Task statement =>
Find out how many lines of the material contain the string "this" and give only that figure.

--- Record set Enclosed Below ---

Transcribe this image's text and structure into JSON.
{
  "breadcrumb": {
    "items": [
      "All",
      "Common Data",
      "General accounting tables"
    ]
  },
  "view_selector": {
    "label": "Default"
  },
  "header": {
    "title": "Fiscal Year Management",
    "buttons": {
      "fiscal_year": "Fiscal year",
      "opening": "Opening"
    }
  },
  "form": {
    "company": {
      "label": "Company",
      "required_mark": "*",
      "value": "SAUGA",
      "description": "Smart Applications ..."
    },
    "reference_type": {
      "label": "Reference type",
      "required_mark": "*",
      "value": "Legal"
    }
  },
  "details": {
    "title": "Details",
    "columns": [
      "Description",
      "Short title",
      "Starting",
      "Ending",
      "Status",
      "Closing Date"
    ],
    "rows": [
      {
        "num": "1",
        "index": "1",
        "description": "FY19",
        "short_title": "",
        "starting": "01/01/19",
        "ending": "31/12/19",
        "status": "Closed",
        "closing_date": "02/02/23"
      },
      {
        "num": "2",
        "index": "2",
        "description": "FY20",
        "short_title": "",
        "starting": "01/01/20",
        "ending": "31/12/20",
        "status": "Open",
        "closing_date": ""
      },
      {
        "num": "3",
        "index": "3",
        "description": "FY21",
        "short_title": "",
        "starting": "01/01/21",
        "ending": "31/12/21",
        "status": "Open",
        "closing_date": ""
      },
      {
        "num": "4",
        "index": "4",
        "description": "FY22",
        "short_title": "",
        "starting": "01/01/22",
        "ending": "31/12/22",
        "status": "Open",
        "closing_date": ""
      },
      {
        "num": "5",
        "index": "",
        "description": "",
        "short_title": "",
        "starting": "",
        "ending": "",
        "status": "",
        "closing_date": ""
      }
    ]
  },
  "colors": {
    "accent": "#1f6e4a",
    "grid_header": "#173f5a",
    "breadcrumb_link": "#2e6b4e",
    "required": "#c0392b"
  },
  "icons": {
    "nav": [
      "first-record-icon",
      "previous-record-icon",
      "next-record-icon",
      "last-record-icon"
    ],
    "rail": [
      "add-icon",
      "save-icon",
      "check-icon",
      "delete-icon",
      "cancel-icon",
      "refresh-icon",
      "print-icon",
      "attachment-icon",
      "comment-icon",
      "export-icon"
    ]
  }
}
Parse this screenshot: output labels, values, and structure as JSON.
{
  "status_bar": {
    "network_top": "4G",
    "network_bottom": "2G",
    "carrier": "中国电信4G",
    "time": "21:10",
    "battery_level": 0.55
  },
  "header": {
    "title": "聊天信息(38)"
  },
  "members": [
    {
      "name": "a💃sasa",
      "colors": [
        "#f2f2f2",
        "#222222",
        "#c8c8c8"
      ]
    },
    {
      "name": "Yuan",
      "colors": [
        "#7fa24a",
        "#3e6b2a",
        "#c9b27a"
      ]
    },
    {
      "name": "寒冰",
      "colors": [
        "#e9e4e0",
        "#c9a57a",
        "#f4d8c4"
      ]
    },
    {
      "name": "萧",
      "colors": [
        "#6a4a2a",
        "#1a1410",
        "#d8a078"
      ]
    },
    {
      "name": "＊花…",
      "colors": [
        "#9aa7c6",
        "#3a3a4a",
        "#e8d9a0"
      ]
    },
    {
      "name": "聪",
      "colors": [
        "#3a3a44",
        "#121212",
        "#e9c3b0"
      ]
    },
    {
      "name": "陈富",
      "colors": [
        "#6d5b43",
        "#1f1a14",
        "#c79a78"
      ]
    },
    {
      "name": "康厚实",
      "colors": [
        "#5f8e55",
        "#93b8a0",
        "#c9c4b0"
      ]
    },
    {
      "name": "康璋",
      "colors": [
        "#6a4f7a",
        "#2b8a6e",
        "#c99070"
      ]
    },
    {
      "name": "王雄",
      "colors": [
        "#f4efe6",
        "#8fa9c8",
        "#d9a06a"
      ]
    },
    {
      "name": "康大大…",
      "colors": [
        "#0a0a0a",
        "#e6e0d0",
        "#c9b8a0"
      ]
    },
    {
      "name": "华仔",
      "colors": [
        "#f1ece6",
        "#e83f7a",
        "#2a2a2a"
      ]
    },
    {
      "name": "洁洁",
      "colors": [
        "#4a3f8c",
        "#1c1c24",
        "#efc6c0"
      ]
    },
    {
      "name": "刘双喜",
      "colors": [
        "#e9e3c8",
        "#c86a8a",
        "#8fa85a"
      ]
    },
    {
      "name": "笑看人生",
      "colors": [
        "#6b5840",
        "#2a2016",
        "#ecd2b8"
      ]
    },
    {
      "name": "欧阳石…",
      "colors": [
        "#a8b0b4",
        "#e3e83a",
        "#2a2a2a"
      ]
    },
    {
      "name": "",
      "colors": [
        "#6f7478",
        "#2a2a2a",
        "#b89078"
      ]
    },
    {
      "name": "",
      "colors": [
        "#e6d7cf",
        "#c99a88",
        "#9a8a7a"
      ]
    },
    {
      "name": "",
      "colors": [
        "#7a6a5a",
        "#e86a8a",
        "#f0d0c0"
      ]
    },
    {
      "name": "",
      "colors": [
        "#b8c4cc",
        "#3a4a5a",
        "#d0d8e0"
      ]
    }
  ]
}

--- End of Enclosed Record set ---
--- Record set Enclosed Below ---

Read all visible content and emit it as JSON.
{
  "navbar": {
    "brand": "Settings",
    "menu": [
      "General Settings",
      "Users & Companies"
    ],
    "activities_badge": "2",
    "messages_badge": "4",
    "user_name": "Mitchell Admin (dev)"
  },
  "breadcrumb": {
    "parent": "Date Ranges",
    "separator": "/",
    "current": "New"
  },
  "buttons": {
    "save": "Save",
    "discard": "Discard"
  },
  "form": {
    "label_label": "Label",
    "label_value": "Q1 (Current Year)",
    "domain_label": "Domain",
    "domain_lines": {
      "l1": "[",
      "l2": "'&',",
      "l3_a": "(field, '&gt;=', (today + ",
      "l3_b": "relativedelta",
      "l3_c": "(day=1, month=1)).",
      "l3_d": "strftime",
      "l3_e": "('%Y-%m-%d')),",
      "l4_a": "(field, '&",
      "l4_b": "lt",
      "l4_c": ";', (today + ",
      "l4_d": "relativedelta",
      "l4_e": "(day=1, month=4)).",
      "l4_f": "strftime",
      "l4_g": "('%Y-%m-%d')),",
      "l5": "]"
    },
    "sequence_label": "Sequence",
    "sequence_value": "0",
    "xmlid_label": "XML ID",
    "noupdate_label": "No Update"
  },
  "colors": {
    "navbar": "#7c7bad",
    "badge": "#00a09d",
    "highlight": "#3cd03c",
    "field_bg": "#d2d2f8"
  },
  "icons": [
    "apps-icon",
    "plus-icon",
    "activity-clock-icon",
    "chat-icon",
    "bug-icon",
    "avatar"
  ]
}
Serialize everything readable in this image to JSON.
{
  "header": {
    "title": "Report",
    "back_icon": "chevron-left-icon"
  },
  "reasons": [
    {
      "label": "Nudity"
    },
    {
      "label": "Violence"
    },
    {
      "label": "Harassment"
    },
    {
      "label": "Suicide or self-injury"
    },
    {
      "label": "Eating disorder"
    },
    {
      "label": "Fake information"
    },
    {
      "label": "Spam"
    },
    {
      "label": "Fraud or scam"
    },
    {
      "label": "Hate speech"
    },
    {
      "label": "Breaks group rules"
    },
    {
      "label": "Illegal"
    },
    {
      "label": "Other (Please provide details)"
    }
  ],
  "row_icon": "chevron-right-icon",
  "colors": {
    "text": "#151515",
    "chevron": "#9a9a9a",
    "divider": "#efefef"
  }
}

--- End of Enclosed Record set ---

Task response =>
3